The origin of the phrase "close, but no cigar" has questionable roots, although one idea is that it originated in the mid-19th century when cigars were given as prizes at carnivals. When someone failed to win a prize, the carnival barker would use the phrase. Sometimes shareholder meetings have a carnival atmosphere, and Capstone Turbine (NASDAQ:CPST) shareholders came close to winning that cigar at the company's annual meeting.
After the required business took place - election of directors and proposal voting - there was a long sales pitch and Q&A session led by CEO Darren Jamison, making excuses for why a variety of goals had not been achieved. It was followed by a pair of questions that were answered by Capstone Chairman, Gary Simon. One of these questions was about executive compensation, a topic I had written about previously. The question was about how the board could justify any management bonuses until sustained profitability had been reached. Part of Simon's answer was:
The board sets the management compensation plan and their incentives. So let me say this simply, and then give you some explanation, a decision was made by this board some years ago that the mice need to smell the cheese.
Aside from comparing the management team to mice needing to smell cheese, the justification was that progress was being made toward profitability - profitability that always seems to be a year or two away. In my previous article I wrote that:

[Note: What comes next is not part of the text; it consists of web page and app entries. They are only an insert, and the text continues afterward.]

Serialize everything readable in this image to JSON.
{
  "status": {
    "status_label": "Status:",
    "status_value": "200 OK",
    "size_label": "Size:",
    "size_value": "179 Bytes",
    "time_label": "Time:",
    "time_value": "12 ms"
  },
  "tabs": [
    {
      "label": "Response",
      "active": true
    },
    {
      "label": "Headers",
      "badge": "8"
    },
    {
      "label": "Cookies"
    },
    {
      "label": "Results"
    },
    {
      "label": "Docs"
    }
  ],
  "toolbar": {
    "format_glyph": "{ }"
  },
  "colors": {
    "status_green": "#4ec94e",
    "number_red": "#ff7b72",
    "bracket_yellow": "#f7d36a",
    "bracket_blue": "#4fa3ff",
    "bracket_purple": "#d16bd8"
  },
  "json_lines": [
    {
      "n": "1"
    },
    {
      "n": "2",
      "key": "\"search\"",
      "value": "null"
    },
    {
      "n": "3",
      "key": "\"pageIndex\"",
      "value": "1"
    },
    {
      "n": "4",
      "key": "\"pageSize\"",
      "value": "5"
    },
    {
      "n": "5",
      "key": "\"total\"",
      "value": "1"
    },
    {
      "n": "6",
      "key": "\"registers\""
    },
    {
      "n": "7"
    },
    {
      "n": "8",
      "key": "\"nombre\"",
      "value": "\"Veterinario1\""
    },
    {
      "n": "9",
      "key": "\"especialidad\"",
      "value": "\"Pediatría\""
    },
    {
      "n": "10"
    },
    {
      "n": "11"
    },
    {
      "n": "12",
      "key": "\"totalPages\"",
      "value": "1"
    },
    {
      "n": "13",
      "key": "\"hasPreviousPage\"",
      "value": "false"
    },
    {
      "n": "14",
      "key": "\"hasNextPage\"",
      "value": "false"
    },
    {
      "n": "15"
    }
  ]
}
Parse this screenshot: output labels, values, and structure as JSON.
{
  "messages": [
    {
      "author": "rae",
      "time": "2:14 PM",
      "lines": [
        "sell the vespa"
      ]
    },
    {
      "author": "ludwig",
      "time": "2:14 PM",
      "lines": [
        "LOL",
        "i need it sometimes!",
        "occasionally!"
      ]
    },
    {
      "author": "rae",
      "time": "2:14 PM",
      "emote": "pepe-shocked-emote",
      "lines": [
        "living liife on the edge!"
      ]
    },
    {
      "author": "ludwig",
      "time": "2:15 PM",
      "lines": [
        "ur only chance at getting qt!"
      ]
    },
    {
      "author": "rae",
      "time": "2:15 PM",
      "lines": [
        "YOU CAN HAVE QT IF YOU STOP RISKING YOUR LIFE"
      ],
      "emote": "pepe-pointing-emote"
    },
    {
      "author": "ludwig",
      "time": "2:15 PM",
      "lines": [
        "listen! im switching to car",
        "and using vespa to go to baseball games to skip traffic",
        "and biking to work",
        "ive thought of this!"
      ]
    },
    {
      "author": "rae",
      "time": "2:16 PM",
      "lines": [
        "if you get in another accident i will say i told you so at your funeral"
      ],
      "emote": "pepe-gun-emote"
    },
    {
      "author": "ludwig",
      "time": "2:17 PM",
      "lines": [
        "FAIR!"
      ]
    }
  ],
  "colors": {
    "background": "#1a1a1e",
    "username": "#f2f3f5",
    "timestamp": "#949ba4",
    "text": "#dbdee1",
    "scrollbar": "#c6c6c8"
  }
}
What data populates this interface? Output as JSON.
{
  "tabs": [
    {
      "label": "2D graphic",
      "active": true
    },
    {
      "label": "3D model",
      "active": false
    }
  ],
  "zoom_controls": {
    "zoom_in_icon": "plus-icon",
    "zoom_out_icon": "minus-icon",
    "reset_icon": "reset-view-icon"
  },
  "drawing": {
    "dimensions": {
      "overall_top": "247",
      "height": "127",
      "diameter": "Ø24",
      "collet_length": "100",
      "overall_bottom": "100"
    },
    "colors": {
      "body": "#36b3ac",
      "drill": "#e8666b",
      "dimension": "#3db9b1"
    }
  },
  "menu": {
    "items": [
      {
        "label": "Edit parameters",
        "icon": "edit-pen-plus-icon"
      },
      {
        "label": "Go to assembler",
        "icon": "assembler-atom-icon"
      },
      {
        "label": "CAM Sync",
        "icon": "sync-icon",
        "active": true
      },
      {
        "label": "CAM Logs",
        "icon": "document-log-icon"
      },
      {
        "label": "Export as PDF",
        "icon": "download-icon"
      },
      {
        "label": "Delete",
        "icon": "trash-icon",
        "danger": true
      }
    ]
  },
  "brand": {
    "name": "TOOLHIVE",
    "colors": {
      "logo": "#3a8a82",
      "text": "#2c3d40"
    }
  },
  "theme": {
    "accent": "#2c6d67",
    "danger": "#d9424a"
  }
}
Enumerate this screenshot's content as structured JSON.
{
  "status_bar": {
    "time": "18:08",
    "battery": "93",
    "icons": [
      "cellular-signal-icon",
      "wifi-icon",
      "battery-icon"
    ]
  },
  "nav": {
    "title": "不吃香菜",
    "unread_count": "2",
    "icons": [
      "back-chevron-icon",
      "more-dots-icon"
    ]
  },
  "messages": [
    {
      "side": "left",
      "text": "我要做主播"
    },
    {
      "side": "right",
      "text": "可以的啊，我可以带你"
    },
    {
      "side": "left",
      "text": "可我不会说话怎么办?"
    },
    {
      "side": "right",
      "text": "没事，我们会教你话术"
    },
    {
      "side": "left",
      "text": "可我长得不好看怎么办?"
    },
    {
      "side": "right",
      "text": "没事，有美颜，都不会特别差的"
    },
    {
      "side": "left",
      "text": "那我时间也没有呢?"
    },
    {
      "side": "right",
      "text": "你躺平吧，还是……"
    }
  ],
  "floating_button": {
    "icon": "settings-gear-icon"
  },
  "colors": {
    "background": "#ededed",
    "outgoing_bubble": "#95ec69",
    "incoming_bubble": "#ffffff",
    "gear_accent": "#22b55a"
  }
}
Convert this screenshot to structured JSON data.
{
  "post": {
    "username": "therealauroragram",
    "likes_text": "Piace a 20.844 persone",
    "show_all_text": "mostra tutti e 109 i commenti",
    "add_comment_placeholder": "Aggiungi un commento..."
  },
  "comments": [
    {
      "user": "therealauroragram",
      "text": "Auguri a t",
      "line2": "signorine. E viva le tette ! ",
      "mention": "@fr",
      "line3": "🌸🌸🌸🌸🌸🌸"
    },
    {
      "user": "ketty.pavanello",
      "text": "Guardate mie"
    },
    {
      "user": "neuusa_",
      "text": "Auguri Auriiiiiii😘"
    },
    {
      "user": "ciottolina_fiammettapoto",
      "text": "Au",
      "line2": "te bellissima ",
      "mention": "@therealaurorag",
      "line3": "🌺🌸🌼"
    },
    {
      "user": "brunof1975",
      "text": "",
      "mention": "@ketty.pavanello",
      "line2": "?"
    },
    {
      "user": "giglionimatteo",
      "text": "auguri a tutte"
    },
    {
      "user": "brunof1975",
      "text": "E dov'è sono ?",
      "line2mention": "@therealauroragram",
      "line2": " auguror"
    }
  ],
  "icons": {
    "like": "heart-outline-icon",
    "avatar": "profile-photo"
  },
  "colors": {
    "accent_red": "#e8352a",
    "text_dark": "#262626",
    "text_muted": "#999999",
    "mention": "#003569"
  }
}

Although I consider it a futile exercise, I routinely vote against the "ADVISORY VOTE ON THE COMPENSATION OF THE COMPANY'S NAMED EXECUTIVE OFFICERS AS PRESENTED IN THE PROXY STATEMENT." And, since the Directors structure the compensation plans and are recommending that shareholders vote in favor of the pay packages, I also routinely withhold my vote for all the directors.
It is a rare occasion to see executive compensation packages voted down by shareholders, directors failing to get elected or the auditors failing to be approved. Capstone's vote was no different. Voter "turnout" was light, with the directors each receiving approximately 76-78 million votes for, 4-6 million votes abstained and 151 million "broker non-votes." The vote for the auditors was 221 million in favor, 8 million against and 5 million abstaining. (Note that voting to approve the selection of auditors is considered a routine matter. Certain brokers will vote those shares, for which no proxy directions have been received, for the approval of the selection of auditors.)
So why the title of the article? Because the executive compensation was approved by a very slim margin:
Executive Compensation Plan Criteria
Compensation for Named Executives
I confess to being puzzled by the disconnect between the above results. Shareholders that chose to vote on the issue - approximately one in four of the more than 300 million shares outstanding eligible to vote - voted seven to one in favor of the compensation plan, but barely approved the pay packages that the same plan generated. And they voted more than ten to one in favor of the directors that put together the plan and recommended and approved the compensation.
Advisory votes on compensation structure and the specific compensation plans for executives are routinely approved by shareholders, regardless of how well or how poorly these executives have performed. And, since the vote for executive compensation is only "advisory," its importance is dubious.
It is unfortunate that shareholders care so little about their investment in Capstone that nearly three quarters of them don't bother to vote. Perhaps if a few more had cared enough to vote on the pay packages, a clear message would have been sent to the compensation committee and the board of directors. As the carnival barker would say, "Close, but no cigar."
Additional disclosure: I have shares that I consider part of a long-term hold as well as shares that I consider part of a trading position that I may sell at any time.